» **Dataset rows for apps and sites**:

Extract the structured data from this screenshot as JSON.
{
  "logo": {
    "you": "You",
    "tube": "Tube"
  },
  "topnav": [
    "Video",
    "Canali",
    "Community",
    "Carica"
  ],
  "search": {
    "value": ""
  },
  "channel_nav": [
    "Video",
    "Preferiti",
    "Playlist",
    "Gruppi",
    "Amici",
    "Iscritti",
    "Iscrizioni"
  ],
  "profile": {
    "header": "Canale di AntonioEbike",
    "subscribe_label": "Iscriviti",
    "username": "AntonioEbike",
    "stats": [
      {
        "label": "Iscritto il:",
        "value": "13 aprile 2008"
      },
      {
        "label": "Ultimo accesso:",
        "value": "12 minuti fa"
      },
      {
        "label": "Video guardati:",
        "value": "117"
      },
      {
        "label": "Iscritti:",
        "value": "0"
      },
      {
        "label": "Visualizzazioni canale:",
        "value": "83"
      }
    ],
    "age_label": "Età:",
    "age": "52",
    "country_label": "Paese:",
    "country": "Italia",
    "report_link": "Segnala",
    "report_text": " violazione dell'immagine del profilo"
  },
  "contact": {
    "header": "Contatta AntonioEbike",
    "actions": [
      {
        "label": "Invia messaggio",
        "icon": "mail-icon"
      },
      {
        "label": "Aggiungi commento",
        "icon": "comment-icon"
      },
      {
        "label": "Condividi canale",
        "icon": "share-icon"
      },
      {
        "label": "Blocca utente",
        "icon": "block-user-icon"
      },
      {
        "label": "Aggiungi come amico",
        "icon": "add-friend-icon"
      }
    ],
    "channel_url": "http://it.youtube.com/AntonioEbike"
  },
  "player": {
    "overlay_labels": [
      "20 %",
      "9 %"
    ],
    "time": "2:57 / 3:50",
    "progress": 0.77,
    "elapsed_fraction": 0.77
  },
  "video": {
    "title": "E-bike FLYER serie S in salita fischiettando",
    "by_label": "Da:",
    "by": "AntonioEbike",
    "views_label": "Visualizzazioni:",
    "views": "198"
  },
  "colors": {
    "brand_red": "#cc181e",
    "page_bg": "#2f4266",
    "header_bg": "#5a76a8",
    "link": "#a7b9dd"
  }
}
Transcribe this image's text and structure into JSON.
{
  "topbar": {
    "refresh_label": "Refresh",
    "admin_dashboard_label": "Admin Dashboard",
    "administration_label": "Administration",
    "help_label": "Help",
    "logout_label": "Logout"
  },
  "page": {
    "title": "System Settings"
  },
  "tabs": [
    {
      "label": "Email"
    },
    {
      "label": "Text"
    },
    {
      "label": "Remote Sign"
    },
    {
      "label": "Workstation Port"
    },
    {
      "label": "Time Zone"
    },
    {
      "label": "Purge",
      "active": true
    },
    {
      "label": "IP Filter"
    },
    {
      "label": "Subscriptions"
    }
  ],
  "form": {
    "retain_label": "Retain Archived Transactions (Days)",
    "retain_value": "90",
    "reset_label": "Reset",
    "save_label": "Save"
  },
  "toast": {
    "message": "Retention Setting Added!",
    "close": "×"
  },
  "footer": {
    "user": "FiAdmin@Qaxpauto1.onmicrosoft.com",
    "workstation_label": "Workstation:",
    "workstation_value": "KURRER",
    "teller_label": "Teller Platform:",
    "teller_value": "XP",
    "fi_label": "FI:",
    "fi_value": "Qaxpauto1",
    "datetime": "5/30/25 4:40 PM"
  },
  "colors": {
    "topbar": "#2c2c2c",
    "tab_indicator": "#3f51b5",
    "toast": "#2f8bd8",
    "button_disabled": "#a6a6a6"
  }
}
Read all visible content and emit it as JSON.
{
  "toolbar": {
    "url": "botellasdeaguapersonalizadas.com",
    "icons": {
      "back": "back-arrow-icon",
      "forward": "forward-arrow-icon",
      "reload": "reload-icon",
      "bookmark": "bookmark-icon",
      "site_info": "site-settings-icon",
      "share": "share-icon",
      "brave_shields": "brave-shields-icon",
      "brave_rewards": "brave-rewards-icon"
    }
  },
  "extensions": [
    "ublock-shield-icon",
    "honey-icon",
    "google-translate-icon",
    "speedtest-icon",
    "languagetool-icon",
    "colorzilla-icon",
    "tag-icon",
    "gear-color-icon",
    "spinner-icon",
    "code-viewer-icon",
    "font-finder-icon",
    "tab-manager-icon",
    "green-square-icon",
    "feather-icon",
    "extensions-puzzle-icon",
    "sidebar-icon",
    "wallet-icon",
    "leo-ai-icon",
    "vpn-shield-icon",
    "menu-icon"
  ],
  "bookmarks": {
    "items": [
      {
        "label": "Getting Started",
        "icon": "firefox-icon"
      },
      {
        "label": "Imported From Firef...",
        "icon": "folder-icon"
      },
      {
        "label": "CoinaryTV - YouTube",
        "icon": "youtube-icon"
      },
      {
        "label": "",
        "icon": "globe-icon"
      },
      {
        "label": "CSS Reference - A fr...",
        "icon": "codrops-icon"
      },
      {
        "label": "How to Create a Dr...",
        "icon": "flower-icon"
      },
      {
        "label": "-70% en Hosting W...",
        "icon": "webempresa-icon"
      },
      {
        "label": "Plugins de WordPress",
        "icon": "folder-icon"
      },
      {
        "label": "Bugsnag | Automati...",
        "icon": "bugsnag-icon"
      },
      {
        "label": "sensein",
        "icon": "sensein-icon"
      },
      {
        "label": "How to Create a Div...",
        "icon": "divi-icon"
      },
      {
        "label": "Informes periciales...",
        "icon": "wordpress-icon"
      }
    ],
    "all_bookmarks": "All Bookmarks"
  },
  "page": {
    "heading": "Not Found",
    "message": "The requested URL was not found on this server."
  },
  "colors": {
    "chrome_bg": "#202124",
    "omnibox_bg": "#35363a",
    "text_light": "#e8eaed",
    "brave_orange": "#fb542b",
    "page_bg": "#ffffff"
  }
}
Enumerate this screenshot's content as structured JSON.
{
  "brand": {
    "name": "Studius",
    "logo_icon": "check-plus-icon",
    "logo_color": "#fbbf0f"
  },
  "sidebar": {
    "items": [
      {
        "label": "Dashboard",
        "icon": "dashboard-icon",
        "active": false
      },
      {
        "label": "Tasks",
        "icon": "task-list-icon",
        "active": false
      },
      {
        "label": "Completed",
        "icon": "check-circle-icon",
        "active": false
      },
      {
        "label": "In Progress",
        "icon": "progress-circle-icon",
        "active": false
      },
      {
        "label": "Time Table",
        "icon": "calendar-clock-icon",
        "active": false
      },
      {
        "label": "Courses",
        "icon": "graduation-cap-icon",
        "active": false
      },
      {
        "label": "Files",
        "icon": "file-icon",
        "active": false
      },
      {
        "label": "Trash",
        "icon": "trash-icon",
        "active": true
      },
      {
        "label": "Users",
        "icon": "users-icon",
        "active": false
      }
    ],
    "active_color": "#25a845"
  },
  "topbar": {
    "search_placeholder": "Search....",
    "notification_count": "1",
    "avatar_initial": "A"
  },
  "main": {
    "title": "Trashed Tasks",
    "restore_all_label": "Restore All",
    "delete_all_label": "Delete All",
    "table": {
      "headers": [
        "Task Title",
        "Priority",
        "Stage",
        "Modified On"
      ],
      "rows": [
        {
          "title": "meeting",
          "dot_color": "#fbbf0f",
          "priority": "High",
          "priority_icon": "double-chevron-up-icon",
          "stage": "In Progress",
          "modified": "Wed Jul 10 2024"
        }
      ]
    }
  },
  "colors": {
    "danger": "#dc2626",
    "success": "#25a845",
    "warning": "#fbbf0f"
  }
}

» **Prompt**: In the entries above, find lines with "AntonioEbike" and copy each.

» **Task output**:
    "header": "Canale di AntonioEbike",
    "username": "AntonioEbike",
    "header": "Contatta AntonioEbike",
    "channel_url": "http://it.youtube.com/AntonioEbike"
    "by": "AntonioEbike",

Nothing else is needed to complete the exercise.